Recently, as I was packing up archery equipment following our weekly classes, I was approached by a family of four: father, mother, son and daughter. They all agreed that archery looked like a lot of fun. Watching a small group of archers shoot brought back many memories for the father. He recalled the six years of archery he had done during childhood and adolescence. The longer he watched, the more excited he became, remembering the positive experience. I remarked that it was a great family sport and that I expected to see them on the range in the future. He chuckled and described the current contents of his car which included supplies for rock climbing, fishing, backpacking, and skiing. All activities he said he enjoyed doing but did not have time for.
After a few minutes of silently watching the archers he spoke wistfully, “People always ask me, ‘what do you do’…and I hate that question. I know what they mean…they want to know what I do for a living…and…I…I’m an attorney…but it’s not who I am…it’s not my life….it’s not even what I enjoy doing…it just allows me to make enough money to do the things I really love…except it seems that I hardly have time to do them anymore.” The man continued reminiscing during the fifteen or so minutes he watched. He remembered Sunday drives with his family when he was a young boy and recalled his father teaching him how to read a map. I saw him reach out and pat his son on the back without saying a word.
Normally I’m irritated by wealthy people who complain about how busy they are and how little leisure time they have. And honestly, I don’t really feel sorry for this guy, but the encounter reminded me that your job is not your life. Whether you are a well-paid, burned-out lawyer, or you work two jobs to make ends meet; don’t let your job define you.

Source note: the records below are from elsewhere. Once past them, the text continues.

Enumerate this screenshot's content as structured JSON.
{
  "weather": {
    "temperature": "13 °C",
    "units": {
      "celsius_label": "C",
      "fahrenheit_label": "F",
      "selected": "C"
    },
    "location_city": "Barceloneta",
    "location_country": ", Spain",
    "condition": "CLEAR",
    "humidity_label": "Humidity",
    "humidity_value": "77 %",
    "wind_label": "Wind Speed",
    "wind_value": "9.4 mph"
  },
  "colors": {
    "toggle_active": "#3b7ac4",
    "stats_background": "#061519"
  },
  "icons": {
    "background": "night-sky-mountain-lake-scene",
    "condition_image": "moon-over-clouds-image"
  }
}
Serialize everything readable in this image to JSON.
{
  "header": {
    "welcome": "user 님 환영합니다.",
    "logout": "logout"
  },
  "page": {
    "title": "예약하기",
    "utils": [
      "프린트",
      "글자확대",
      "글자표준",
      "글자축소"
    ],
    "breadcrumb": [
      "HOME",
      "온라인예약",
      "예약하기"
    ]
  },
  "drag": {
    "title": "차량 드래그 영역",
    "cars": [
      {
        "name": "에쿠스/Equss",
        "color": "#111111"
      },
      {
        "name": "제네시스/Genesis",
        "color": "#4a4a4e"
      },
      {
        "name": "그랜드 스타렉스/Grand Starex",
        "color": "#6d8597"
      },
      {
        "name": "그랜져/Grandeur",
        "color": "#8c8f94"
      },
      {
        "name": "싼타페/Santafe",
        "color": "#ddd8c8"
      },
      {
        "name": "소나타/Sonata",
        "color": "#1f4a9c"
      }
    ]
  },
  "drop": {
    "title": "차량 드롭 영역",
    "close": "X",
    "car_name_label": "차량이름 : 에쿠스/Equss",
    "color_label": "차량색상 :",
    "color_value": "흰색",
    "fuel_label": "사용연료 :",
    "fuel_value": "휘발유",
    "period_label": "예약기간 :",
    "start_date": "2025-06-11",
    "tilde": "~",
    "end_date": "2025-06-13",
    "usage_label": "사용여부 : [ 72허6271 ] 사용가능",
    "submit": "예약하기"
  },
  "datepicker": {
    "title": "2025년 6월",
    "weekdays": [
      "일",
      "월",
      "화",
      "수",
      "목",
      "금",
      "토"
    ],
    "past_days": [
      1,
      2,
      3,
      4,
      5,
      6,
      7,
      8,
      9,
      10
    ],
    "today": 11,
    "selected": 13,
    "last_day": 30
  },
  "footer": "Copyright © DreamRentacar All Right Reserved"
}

Ken Kragen talked about this in his motivational seminars and book “Life is a Contact Sport“; he said “your job is not your life; your job services your life. If your job is not servicing your life, you need to find one that will.” Of course sometimes you have to grind away at a job that interferes with your life as a matter of survival, but it’s important to look beyond the immediate situation and work toward the future you want, while carving out whatever little moments you can.